            let image = UIImage(data: imageData) {
            return image
        }
    }
    
    return nil
}

Once again we start off by using our filePath helper method to return the URL to the file that we have stored. Once we have that URL we ask the FileManager to get the contents of that URL. Now that we have the file data we can use that data to instantiate a new UIImage. If none of the above produces a nil value we can return our image that we retrieved from disk.

That is it when it comes to the basics. You should now be able to read and write an image to the file system as well as to UserDefaults

Creating test UI

Now that we have all the functional stuff done we can test that everything is working as expected. To do this I have updated my Main.storyboard to look like the following:

Change height of view

Once you have done that, created outlets for the two UIImageView’s and the two UIButton’s. My outlets look like this:

@IBOutlet weak var imageToSaveImageView: UIImageView! {
    didSet {
        imageToSaveImageView.image = UIImage(named: "building")
    }
}
@IBOutlet weak var saveImageButton: UIButton! {
    didSet {
        saveImageButton.addTarget(self,
                                    action: #selector(ViewController.save),
                                    for: .touchUpInside)
    }
}
@IBOutlet weak var savedImageDisplayImageView: UIImageView!
@IBOutlet weak var displaySaveImageButton: UIButton! {
    didSet {
        displaySaveImageButton.addTarget(self,
                                            action: #selector(ViewController.display),
                                            for: .touchUpInside)
    }
}

If you add this code you will not be able to build your project. So to fix that problem we need to implement those two functions, save and display. The save function will call the store function that we created earlier and the display function will call the retrieveImage function and then display the image that was returned, either from the fileSystem or from UserDefaults. These two functions look like this:

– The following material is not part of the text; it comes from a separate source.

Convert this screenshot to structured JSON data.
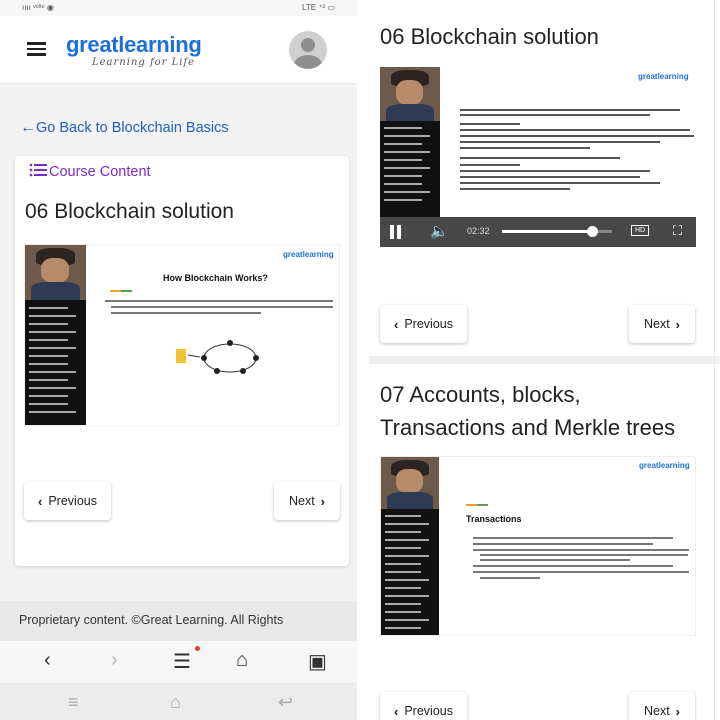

@objc
func save() {
    if let buildingImage = UIImage(named: "building") {
        DispatchQueue.global(qos: .background).async {
            self.store(image: buildingImage,
                        forKey: "buildingImage",
                        withStorageType: .fileSystem)
        }
    }
}

@objc
func display() {
    DispatchQueue.global(qos: .background).async {
        if let savedImage = self.retrieveImage(forKey: "buildingImage",
                                                inStorageType: .fileSystem) {
            DispatchQueue.main.async {
                self.savedImageDisplayImageView.image = savedImage
            }
        }
    }
}

I have wrapped calling the store and the retrieveImages in DispatchQueue’s because if you don’t then it will block the main thread.

Awesome, now that everything is hooked up you should be able to build and run the app. You will need to update the save and display method depending on where you want to save an image. Oh, you will also need to change the image name. I used an image called buildingImage, but this will not work for you. To get an image into your project you can drag any image into your Assets.xcassets and then you will need to replace buildingImage with whatever the name of your image is.